As economies in developing countries grow, so does their need for energy to fuel industries. Developing countries (will) make up 70 percent of global industrial demand by 2040. In India, industrial demand for energy will nearly triple. Latin America, Africa and the Middle East see their industrial demand increase between 70 percent and 90 percent.
Global electricity demand is expected to grow by 85 percent through 2040, but with the growth coming largely from non-OECD emerging markets. Where OECD markets may see growth of some 25 percent, increased urbanization in countries such as China and India will double demand in China and quadruple demand in India by 2040.
Fuel use will vary by region, though with nuclear and renewables providing a larger share in emerging markets than in the OECD.

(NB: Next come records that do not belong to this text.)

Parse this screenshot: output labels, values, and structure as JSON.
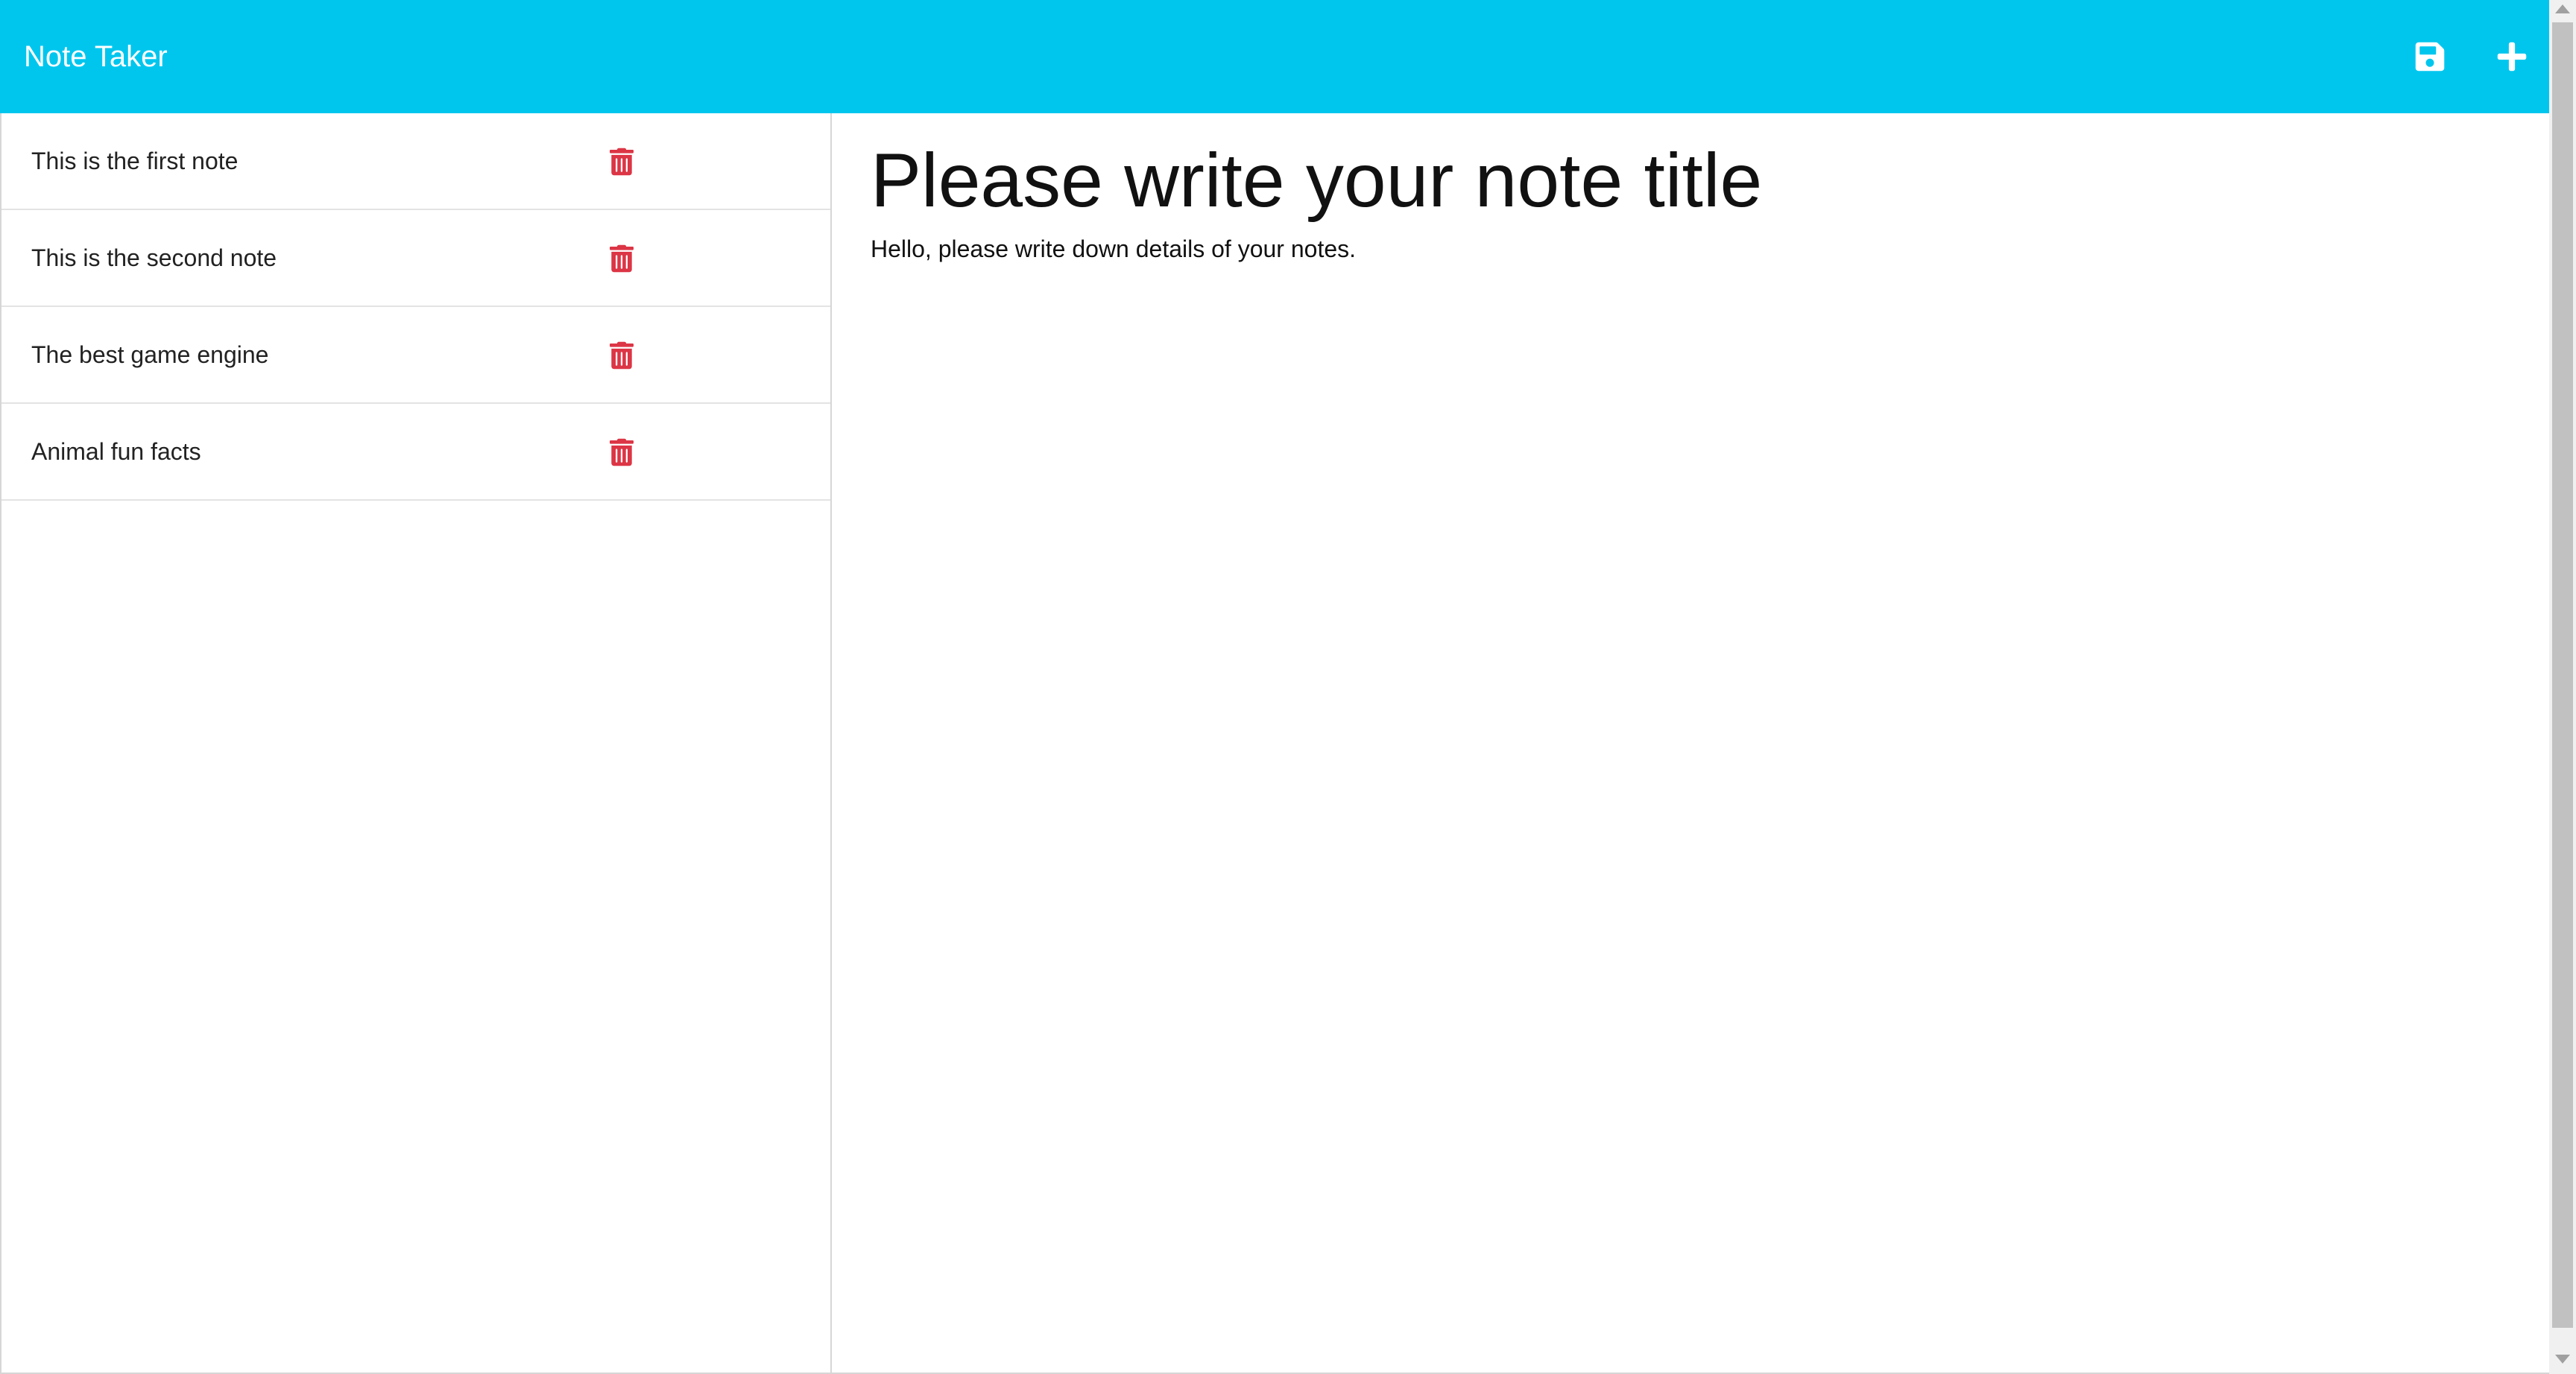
{
  "app": {
    "brand": "Note Taker"
  },
  "toolbar": {
    "save_icon": "save-icon",
    "new_icon": "plus-icon"
  },
  "notes": [
    {
      "title": "This is the first note"
    },
    {
      "title": "This is the second note"
    },
    {
      "title": "The best game engine"
    },
    {
      "title": "Animal fun facts"
    }
  ],
  "editor": {
    "title_placeholder": "Please write your note title",
    "body_placeholder": "Hello, please write down details of your notes."
  },
  "colors": {
    "navbar": "#00c6ee",
    "delete": "#dc3545",
    "nav_icon": "#ffffff"
  }
}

As someone who has been through several “peak oil” scares over the years, the question springs to mind: will the world be able to provide the energy for 9 billion people by 2040, particularly in view of Exxon’s bullish predictions on GDP and consumption growth?
Taking the oil giant at their word, it would seem the answer will be ‘yes,’ although we aren’t privy to the details of “from where” the following chart suggests oil and liquids supply from current conventional sources will remain much the same, but growth will be from a number of areas, with shale oil providing only a part of it.
So can we make any deductions from this as to metals demand during this period?
By. Stuart Burns
So EVs are 12 times better than regular vehicles except for the range and price of EV.
So Exxon would like Electric vehicles to fail. But EVs are catching up fast with cheaper vehicles and increasing range.
Will other countries follow this goal?
If so what would that mean in terms of demand for petrol?